In closing what I want to add is that with this union that we have formed it's not only about getting casuals to be permanent. It's beyond that. There's many issues that we also want to tackle. There's a critical issue of people's pension funds in the Post Office. It's alleged that the pension fund monies are being misused and all those things. With the formation of it, the focus was on getting people to be permanent but slowly but surely it's evolving in that we need to deal with other issues so we're also addressing other issues because now that people are being made permanent we then have to talk. Because after people become permanent then what? Does it mean that the organisations then dies or what? We're covering many other issues that are there and slowly but surely we'll be getting there. Most of the old permanents that are there are looking up to us that we should be doing this but there's a bit of skepticism in terms of coming and joining us because they've been disgruntled by the union that is there. They are quite skeptical in terms of saying, "Ok, when we go there won't they be doing the very same thing?". So one thing that we want to do [is that] we are coming with a different way, or a different approach, of how unions must operate in the Post Office. Because if we go with the same kind of style as the unions which are there have been operating with we're as good as them. Because we formed because we were disgruntled by them we are going to come with different type of things. In terms of negotiations we are going to come up with different types of how to negotiate. Not that old type of style where that one seeks 10%, that person [another amount].. we're looking at many other ways of doing that because things have now changed.
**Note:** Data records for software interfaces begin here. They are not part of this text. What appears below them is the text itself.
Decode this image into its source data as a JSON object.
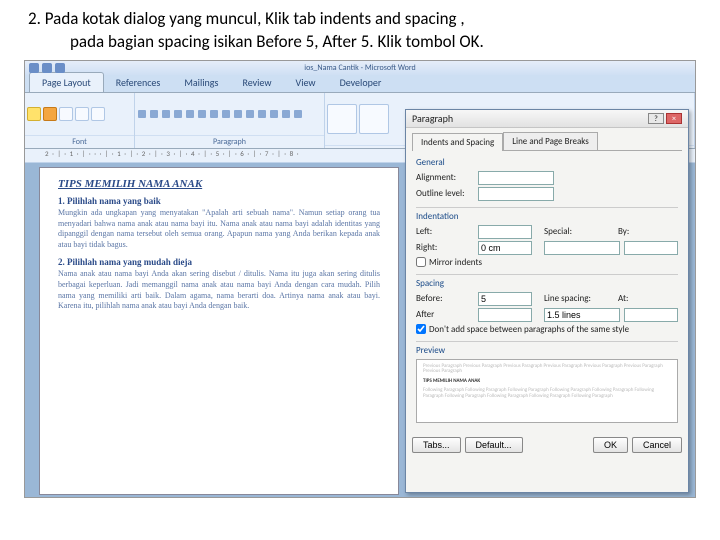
{
  "instruction": {
    "num": "2.",
    "line1": "Pada kotak dialog yang muncul, Klik tab indents and spacing ,",
    "line2": "pada bagian spacing isikan Before 5, After 5. Klik tombol OK."
  },
  "word": {
    "title": "ios_Nama Cantik - Microsoft Word",
    "tabs": [
      "Page Layout",
      "References",
      "Mailings",
      "Review",
      "View",
      "Developer"
    ],
    "groups": {
      "font": "Font",
      "paragraph": "Paragraph"
    },
    "ruler": "2 · | · 1 · | · · · | · 1 · | · 2 · | · 3 · | · 4 · | · 5 · | · 6 · | · 7 · | · 8 ·"
  },
  "doc": {
    "title": "TIPS MEMILIH NAMA ANAK",
    "h1_num": "1.",
    "h1": "Pilihlah nama yang baik",
    "p1": "Mungkin ada ungkapan yang menyatakan \"Apalah arti sebuah nama\". Namun setiap orang tua menyadari bahwa nama anak atau nama bayi itu. Nama anak atau nama bayi adalah identitas yang dipanggil dengan nama tersebut oleh semua orang. Apapun nama yang Anda berikan kepada anak atau bayi tidak bagus.",
    "h2_num": "2.",
    "h2": "Pilihlah nama yang mudah dieja",
    "p2": "Nama anak atau nama bayi Anda akan sering disebut / ditulis. Nama itu juga akan sering ditulis berbagai keperluan. Jadi memanggil nama anak atau nama bayi Anda dengan cara mudah. Pilih nama yang memiliki arti baik. Dalam agama, nama berarti doa. Artinya nama anak atau bayi. Karena itu, pilihlah nama anak atau bayi Anda dengan baik."
  },
  "dialog": {
    "title": "Paragraph",
    "tabs": {
      "t1": "Indents and Spacing",
      "t2": "Line and Page Breaks"
    },
    "general": {
      "label": "General",
      "alignment": "Alignment:",
      "alignment_val": "",
      "outline": "Outline level:",
      "outline_val": ""
    },
    "indent": {
      "label": "Indentation",
      "left": "Left:",
      "left_val": "",
      "right": "Right:",
      "right_val": "0 cm",
      "special": "Special:",
      "special_val": "",
      "by": "By:",
      "by_val": "",
      "mirror": "Mirror indents"
    },
    "spacing": {
      "label": "Spacing",
      "before": "Before:",
      "before_val": "5",
      "after": "After",
      "after_val": "",
      "linespacing": "Line spacing:",
      "linespacing_val": "1.5 lines",
      "at": "At:",
      "at_val": "",
      "noadd": "Don't add space between paragraphs of the same style"
    },
    "preview": {
      "label": "Preview",
      "faint": "Previous Paragraph Previous Paragraph Previous Paragraph Previous Paragraph Previous Paragraph Previous Paragraph Previous Paragraph",
      "strong": "TIPS MEMILIH NAMA ANAK",
      "following": "Following Paragraph Following Paragraph Following Paragraph Following Paragraph Following Paragraph Following Paragraph Following Paragraph Following Paragraph Following Paragraph Following Paragraph"
    },
    "buttons": {
      "tabs": "Tabs...",
      "default": "Default...",
      "ok": "OK",
      "cancel": "Cancel"
    }
  }
}
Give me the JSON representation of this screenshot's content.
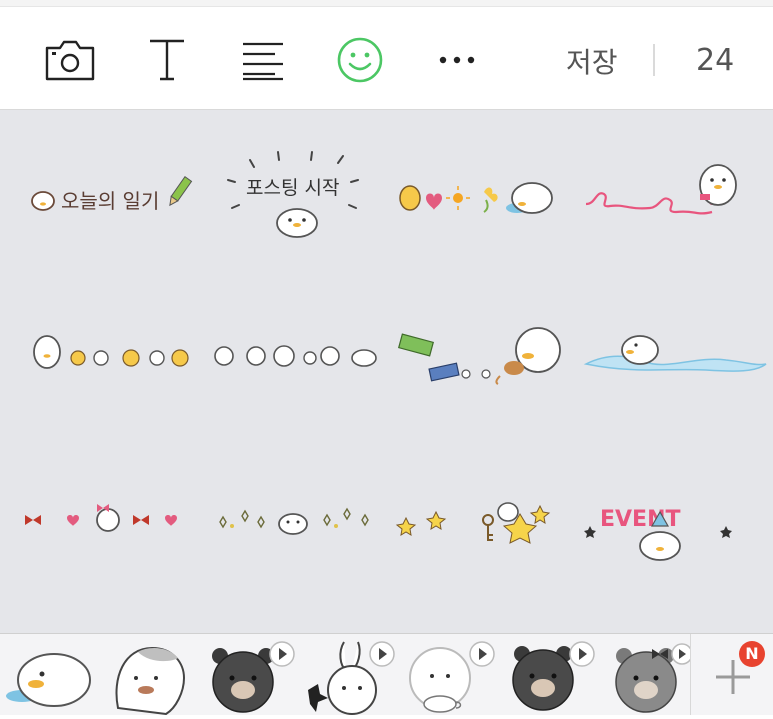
{
  "toolbar": {
    "icons": [
      "camera-icon",
      "text-icon",
      "align-icon",
      "emoji-icon",
      "more-icon"
    ],
    "save_label": "저장",
    "count": "24",
    "accent_color": "#4cc764"
  },
  "stickers": [
    {
      "text": "오늘의 일기"
    },
    {
      "text": "포스팅 시작"
    },
    {
      "text": ""
    },
    {
      "text": ""
    },
    {
      "text": ""
    },
    {
      "text": ""
    },
    {
      "text": ""
    },
    {
      "text": ""
    },
    {
      "text": ""
    },
    {
      "text": ""
    },
    {
      "text": ""
    },
    {
      "text": "EVENT"
    }
  ],
  "tray": {
    "items": [
      "duck-sticker-pack",
      "bear-face-pack",
      "brown-pack",
      "cony-pack",
      "sally-pack",
      "brown-pack-2",
      "choco-pack"
    ],
    "add_badge": "N"
  }
}
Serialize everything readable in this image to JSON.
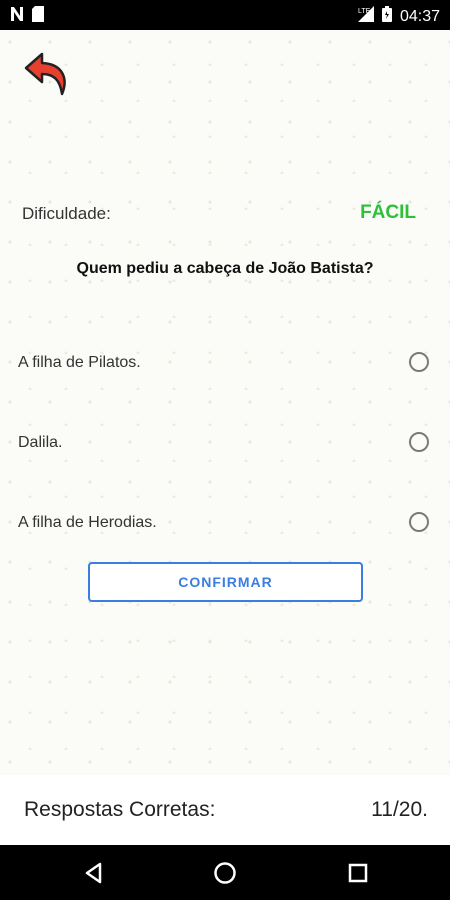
{
  "status_bar": {
    "time": "04:37",
    "icons": [
      "n-notification-icon",
      "sd-card-icon",
      "lte-signal-icon",
      "battery-icon"
    ]
  },
  "toolbar": {
    "back_icon": "back-arrow-icon"
  },
  "difficulty": {
    "label": "Dificuldade:",
    "value": "FÁCIL",
    "color": "#2fbf3b"
  },
  "question": "Quem pediu a cabeça de João Batista?",
  "options": [
    {
      "label": "A filha de Pilatos.",
      "selected": false
    },
    {
      "label": "Dalila.",
      "selected": false
    },
    {
      "label": "A filha de Herodias.",
      "selected": false
    }
  ],
  "confirm_label": "CONFIRMAR",
  "score": {
    "label": "Respostas Corretas:",
    "value": "11/20."
  },
  "colors": {
    "accent": "#3b7de0",
    "back_arrow": "#e8402f"
  }
}
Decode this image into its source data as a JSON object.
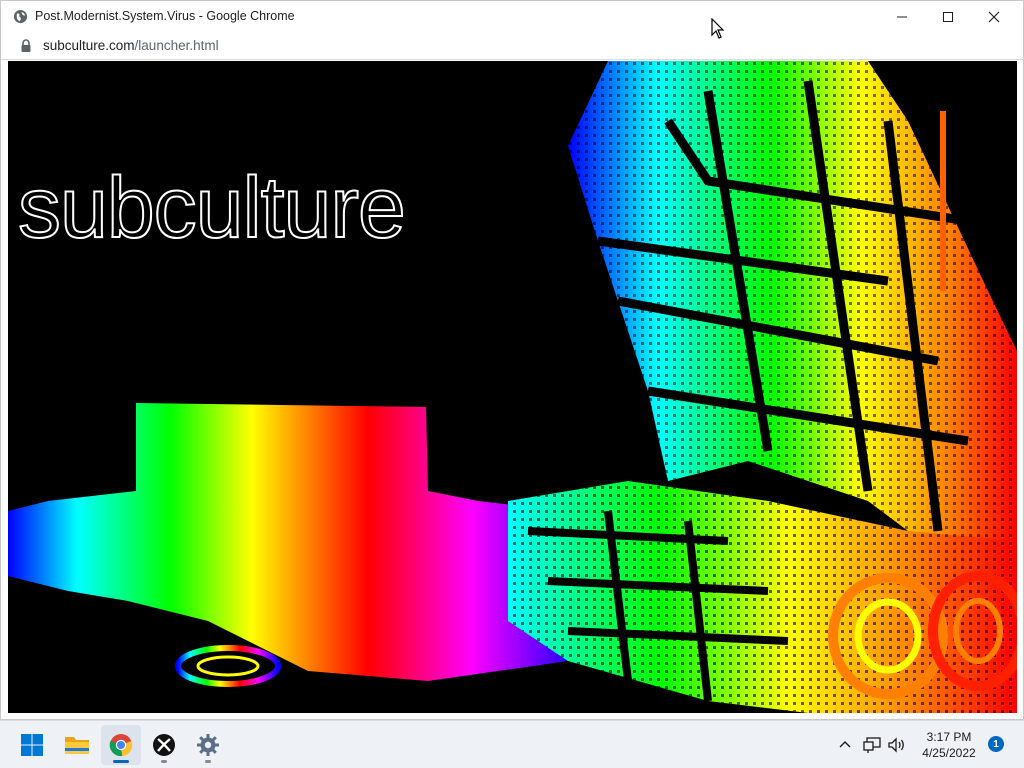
{
  "window": {
    "title": "Post.Modernist.System.Virus - Google Chrome",
    "app_icon": "globe-icon",
    "controls": {
      "minimize": "minimize-icon",
      "maximize": "maximize-icon",
      "close": "close-icon"
    }
  },
  "address_bar": {
    "lock_icon": "lock-icon",
    "url_host": "subculture.com",
    "url_path": "/launcher.html"
  },
  "page": {
    "logo_text": "subculture",
    "artwork": "rainbow-gradient truck illustration",
    "background_color": "#000000"
  },
  "taskbar": {
    "apps": [
      {
        "name": "Start",
        "icon": "windows-start-icon",
        "active": false
      },
      {
        "name": "File Explorer",
        "icon": "folder-icon",
        "active": false
      },
      {
        "name": "Google Chrome",
        "icon": "chrome-icon",
        "active": true
      },
      {
        "name": "Xbox",
        "icon": "xbox-icon",
        "active": false
      },
      {
        "name": "Settings",
        "icon": "gear-icon",
        "active": false
      }
    ],
    "tray": {
      "chevron": "chevron-up-icon",
      "network": "network-icon",
      "volume": "volume-icon",
      "time": "3:17 PM",
      "date": "4/25/2022",
      "notification_count": "1"
    }
  },
  "colors": {
    "accent": "#0067c0",
    "rainbow": [
      "#0000ff",
      "#00ffff",
      "#00ff00",
      "#ffff00",
      "#ff0000",
      "#ff00ff"
    ]
  }
}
It's no longer the same as before. You can't be doing things that you've been doing ten years ago as if it's ten years back. Things are ten years forward so we also need to evolve.